Where do I come in with all of this? A lot of overviews of Mandarin education in the UK tend to focus on the macro issues: how many schools are teaching it, how many kids are taking the A-Level and GCSE Mandarin courses, et cetera. I want to focus on the heart of the matter: the students and teachers (though particularly the students). What is motivating UK students to study Mandarin? What do they need to succeed as Mandarin learners and speakers? As a Mandarin learner myself, I know firsthand how important motivation is for learning a language as difficult as Mandarin. I consider my study of Mandarin a journey, and I hope that in my dissertation, I can document British students’ odysseys into a new language, and (a bit selfish and navel gaze-y, I know) discover more about my own language learning journey(s). In addition, I want to examine what materials and resources Mandarin learners in the UK have access to, and how these materials and resources may help or hinder them in their study of Mandarin Chinese, especially with regard to motivation and concepts that English-speaking students may find difficult.
Ultimately, my goal is to have a body of research that will inform practice — it sounds a little egotistical, but I hope that my research can help make Mandarin education in the UK and in other English-majority countries more effective, sustainable, scalable, and fun for students and teachers alike.
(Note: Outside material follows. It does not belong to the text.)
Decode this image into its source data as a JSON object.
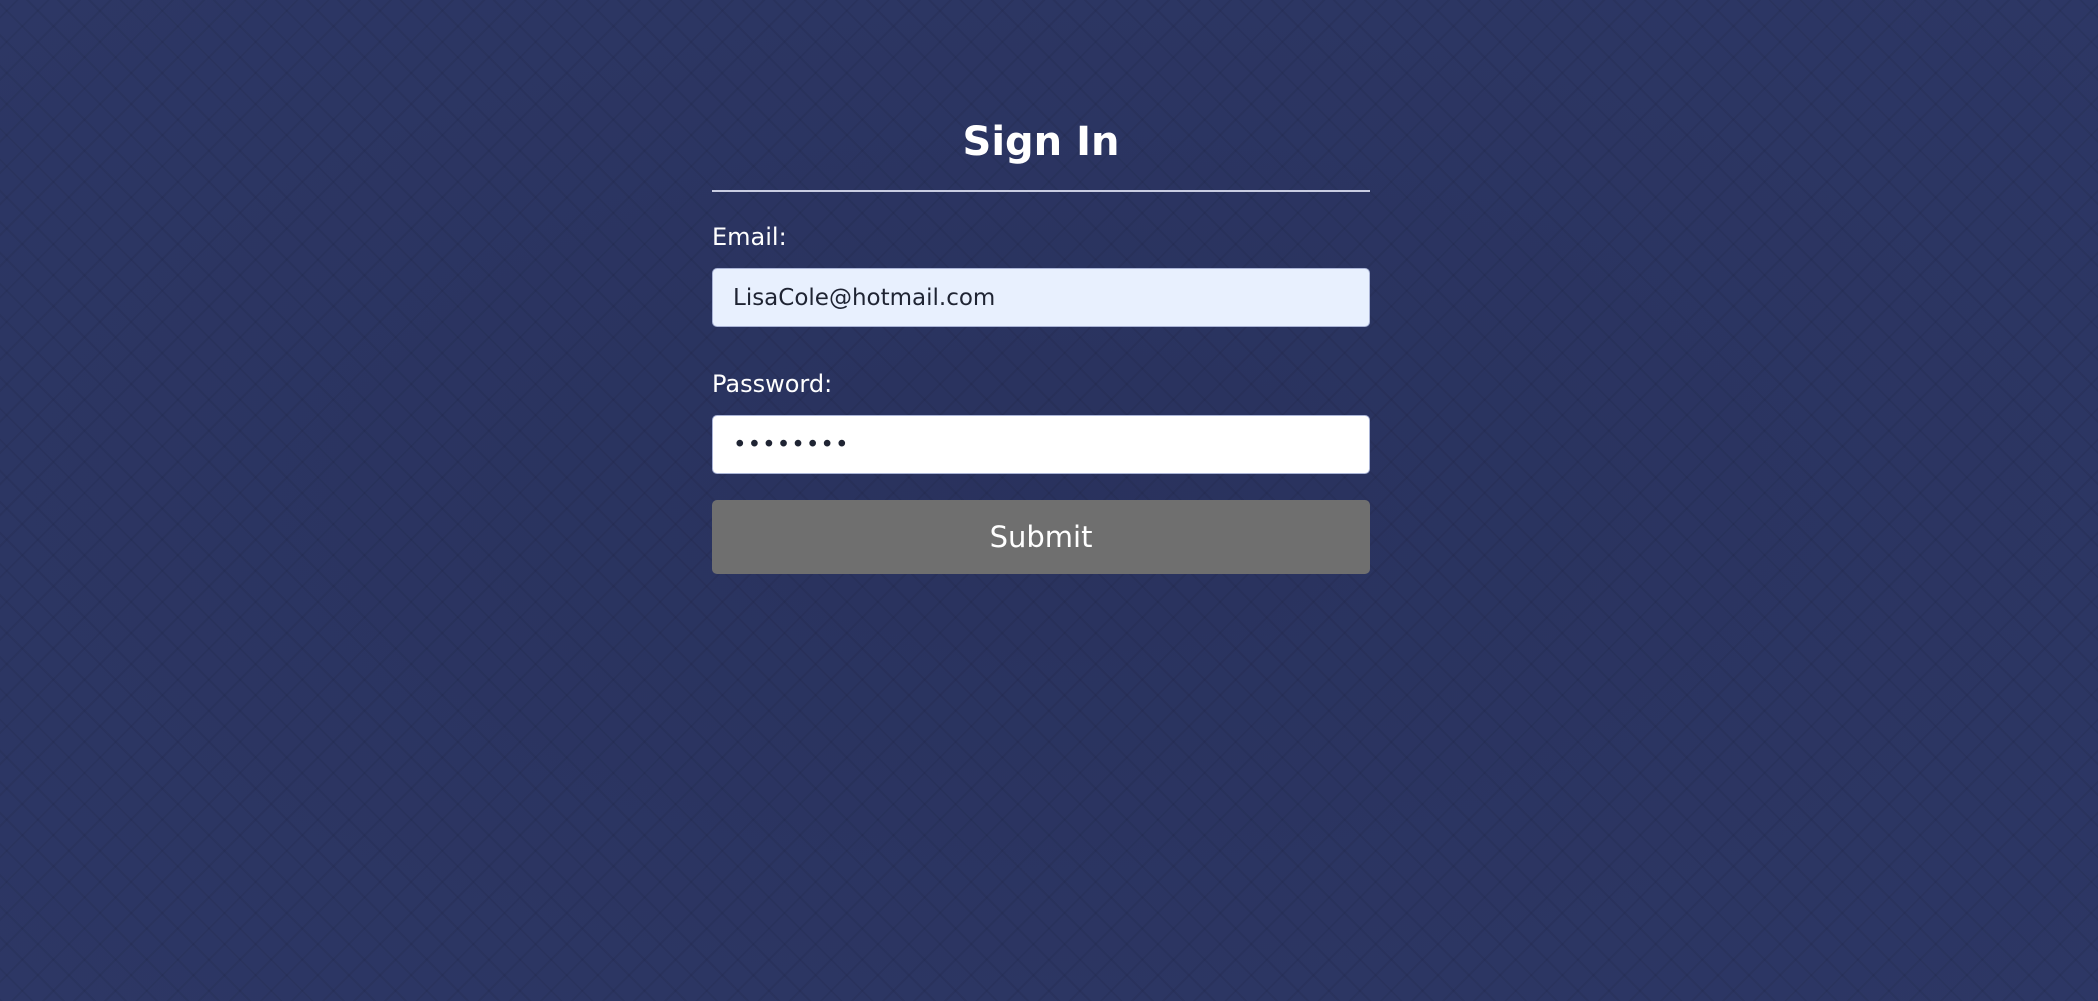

I also want to make sure that Mandarin is being taught to expose students to the diversity and richness of Chinese culture and history and to help them reap the neurological and educational benefits of learning another language, not just to make them good workers (though I can attest that having “Proficient in Mandarin Chinese” looks mighty nice on a resume…hint hint, employers).
Board, K. and Tinsley, T. (2013) Languages for the Future: Which Languages the UK Needs the Most and Why. Retrieved from http://www.britishcouncil.org/sites/default/files/languages-for-the-future-report.pdf
—. (September 2014) The Teaching of Chinese in the UK Research Report. Retrieved from https://www.britishcouncil.org/sites/default/files/alcantara_full_report_jun15.pdf
Li, L. M. and Zhang, G. X. (2010) Chinese Language Teaching in the UK: Present and Future. The Language Learning Journal, 38(1), 87-97
Mandarin Language Learning: Research Study. Department for Children, Schools, and Families. (2007) Retrieved from http://dera.ioe.ac.uk/6645
No Author (2015, September 22) Mandarin lessons to get £10m boost, says Chancellor. BBC News. Retrieved from http://www.bbc.co.uk/news/education-34331189